Good job on the blog.Keep it up and hugs from me to you .

Rita said...

Nice and enlightening write up.

Keep up the good work.

abby said...
This comment has been removed by the author.
abby said...

Thanks so much for posting this. I really thought the hostile alpha male culture was unique to my company - we're damn good at what we do, but we suck at the people management part of things. When I was promoted into my current position, there were 3 other female managers (amidst about 30 male ones). Now, all 3 of them have quit and you just can't help but wonder if you must be insane being the only one left sticking around.

When I read your quote about so many women leaving because of a pervasive macho culture that's hostile and excludes them... well, I guess misery loves company. But, it's helpful to know it's not just my company...


Darwi said...

Well, this is true. I work in male dominated area and had all those experiences mentioned in the article.

Robert said...


Women are equal in every way!
Short & Sweet!


Peggy K said...

nicholas: This definitely is a sign of wider sexism. And the sexism can affect men too, since they aren't expected to want time to take care of their families.

Le cinq blog: Thanks for the hugs, and right back atcha.

Abby: sometimes it helps to know that you aren't the only one experiencing it. But it would be better if your company did something to make the environment less hostile to women.

darwi: I never really experienced much "machoness", but that was probably because I was in the biosciences in which there are a lot more women. I didn't realize how fortunate I've been.

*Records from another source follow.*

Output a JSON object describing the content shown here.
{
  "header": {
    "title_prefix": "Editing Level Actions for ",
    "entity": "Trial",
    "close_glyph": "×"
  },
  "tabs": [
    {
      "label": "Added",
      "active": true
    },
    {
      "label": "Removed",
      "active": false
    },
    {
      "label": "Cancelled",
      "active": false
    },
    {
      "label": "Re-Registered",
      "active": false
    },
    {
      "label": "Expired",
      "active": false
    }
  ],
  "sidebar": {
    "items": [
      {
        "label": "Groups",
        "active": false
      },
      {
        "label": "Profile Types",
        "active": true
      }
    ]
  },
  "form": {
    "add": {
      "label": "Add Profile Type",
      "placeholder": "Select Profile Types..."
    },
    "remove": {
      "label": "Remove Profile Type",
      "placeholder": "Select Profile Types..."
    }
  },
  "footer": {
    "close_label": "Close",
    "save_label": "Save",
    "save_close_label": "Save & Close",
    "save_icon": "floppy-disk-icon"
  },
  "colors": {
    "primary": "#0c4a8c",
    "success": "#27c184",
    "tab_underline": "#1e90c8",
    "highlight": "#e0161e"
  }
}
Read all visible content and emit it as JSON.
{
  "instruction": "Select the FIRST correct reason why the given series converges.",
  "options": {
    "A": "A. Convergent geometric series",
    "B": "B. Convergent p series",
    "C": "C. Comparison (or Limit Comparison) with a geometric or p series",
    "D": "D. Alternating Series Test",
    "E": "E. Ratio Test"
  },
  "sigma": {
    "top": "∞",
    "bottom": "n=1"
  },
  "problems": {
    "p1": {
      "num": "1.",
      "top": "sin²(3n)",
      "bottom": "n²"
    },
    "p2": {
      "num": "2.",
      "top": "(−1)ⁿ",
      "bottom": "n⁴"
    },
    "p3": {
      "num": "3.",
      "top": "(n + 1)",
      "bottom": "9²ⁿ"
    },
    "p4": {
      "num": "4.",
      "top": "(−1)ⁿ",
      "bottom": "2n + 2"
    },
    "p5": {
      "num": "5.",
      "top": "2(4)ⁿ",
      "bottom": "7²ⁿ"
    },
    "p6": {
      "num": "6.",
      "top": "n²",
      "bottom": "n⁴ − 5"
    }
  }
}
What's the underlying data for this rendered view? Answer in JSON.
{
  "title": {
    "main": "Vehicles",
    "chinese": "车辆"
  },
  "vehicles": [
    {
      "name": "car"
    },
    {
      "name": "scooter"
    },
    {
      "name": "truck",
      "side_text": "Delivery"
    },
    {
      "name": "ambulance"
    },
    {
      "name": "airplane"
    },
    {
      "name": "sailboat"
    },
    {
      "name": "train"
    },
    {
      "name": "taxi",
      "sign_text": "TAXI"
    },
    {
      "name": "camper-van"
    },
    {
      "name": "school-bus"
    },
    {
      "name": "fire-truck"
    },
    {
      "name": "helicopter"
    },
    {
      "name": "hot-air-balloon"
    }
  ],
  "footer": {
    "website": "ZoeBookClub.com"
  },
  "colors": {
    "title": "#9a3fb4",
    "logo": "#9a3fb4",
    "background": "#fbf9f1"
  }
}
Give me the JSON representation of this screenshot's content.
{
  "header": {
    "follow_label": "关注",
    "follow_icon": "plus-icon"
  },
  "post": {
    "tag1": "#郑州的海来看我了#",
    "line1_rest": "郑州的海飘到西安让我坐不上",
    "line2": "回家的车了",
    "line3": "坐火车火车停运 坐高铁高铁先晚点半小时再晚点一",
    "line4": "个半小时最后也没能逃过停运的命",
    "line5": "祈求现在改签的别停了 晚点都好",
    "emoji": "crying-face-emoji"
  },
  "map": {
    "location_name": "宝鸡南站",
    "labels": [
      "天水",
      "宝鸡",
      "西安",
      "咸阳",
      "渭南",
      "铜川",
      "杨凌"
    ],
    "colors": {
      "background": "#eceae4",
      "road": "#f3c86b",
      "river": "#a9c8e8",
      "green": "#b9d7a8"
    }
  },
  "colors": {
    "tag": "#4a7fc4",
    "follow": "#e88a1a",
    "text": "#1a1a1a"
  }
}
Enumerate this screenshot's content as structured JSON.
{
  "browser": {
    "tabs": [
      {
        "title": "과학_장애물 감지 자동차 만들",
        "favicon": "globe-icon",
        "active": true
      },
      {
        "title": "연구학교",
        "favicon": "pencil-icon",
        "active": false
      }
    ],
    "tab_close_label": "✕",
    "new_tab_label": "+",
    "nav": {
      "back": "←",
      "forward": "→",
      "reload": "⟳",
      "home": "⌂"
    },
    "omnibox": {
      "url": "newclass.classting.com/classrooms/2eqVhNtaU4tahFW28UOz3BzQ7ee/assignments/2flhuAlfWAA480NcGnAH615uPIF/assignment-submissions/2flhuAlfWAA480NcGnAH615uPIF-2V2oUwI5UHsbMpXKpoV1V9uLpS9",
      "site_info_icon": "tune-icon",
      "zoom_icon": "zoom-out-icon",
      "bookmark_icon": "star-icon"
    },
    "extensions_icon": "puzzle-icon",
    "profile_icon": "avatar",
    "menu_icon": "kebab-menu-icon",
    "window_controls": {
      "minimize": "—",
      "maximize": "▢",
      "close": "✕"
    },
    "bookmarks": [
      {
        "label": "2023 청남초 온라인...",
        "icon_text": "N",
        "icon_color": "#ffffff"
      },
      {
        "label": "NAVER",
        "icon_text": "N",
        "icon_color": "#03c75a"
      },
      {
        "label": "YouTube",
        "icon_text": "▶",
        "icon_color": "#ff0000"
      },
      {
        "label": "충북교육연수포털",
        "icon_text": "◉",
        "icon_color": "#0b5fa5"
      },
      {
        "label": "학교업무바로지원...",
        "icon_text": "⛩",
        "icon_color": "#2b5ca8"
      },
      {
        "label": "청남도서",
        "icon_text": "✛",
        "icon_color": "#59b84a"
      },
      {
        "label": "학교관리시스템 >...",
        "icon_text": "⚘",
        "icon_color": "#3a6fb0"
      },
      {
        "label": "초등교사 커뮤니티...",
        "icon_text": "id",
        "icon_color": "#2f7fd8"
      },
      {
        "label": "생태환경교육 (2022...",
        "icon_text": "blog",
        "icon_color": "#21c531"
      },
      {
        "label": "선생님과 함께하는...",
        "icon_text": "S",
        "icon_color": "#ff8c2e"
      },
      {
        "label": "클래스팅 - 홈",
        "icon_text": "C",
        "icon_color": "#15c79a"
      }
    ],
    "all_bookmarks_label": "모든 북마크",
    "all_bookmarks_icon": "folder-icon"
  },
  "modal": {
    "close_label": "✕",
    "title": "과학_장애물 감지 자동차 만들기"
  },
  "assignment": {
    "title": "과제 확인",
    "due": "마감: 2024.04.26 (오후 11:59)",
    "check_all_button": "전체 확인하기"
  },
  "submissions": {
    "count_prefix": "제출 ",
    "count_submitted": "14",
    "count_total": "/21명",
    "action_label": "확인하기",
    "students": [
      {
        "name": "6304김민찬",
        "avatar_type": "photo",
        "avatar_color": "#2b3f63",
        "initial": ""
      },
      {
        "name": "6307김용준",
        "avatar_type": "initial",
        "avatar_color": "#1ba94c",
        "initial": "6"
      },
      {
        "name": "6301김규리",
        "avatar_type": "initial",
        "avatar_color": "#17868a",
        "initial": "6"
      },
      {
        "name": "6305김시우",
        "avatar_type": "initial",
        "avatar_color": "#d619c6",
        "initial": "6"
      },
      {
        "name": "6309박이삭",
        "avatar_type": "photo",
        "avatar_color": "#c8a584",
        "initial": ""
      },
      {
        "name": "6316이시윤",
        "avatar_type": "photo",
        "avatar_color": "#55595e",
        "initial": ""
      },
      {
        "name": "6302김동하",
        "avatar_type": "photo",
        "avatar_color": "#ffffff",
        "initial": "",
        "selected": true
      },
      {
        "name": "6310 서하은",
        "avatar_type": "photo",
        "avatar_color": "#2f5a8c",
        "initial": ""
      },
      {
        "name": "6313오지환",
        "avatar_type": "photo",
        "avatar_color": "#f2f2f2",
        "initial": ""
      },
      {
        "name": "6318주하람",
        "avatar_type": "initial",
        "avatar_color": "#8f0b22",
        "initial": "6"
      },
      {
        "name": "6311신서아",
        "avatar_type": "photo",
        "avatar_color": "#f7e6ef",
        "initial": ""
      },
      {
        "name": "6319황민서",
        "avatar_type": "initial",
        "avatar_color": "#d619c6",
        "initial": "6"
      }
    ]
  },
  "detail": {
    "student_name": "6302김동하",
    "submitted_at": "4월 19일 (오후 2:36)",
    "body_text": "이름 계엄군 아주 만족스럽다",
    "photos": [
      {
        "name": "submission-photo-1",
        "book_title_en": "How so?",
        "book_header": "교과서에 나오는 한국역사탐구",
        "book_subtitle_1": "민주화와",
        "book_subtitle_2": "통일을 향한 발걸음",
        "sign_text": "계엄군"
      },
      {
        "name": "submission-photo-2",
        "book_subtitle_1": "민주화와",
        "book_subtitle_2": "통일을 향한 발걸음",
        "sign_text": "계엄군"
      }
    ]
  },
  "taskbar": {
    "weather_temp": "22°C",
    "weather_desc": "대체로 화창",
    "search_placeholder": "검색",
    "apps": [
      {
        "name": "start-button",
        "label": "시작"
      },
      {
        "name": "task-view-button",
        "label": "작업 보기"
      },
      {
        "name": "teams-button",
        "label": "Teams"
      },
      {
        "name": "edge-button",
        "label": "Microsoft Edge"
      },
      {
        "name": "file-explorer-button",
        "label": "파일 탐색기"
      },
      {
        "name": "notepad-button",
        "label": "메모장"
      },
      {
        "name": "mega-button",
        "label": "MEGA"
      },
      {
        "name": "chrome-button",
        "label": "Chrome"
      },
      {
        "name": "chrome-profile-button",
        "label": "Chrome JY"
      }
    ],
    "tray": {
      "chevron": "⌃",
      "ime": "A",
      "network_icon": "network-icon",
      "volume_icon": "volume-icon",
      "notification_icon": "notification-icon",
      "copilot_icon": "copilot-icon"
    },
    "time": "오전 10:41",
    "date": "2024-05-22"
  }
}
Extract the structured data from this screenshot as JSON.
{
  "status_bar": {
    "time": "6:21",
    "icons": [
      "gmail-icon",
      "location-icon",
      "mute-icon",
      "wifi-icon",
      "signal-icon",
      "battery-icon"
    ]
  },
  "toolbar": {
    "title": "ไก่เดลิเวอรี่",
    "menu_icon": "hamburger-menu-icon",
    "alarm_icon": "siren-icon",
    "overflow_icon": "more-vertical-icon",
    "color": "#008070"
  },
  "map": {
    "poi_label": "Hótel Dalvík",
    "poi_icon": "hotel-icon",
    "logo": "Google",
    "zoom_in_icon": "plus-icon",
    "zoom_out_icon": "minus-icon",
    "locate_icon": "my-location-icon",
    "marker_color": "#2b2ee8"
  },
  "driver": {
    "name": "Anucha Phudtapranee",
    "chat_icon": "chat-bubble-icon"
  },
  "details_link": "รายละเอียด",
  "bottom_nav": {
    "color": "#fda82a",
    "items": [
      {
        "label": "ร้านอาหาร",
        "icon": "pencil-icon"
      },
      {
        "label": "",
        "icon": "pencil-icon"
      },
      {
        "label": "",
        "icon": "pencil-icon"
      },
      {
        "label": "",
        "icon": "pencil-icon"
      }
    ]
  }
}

Anonymous said...

I think there is a strong macho-culture in science indeed. Some time ago I have written in Nature an essay about these behavioral patterns. It provoked a few reactions (you need access to the Nature's  web site to be able to access these reactions).

Colleagues hardly reacted and it still goes on, as you have demonstrated.

Darwi said...

Dear Lagendijk,

problem is not that competitiveness you described in your article. Yeah there is that in my area too (astrophysics). One of the stereotypes is assumption that females are not competitive. We are, as much as males. Competitiveness is not gender related. And not a problem.
The bigger problem is exclusion from the `inner circles` in which advices are passed to the younger colleagues. I learned what I need for advancement in job from staff training courses, not my older colleagues.
And almost always I have to be careful not to arouse any sexual interest in my colleagues because if I do all hope for intellectual conversation is gone, and sometimes that opens the door for sexual harassment. Those are problems which chase females from physics. Not competitiveness.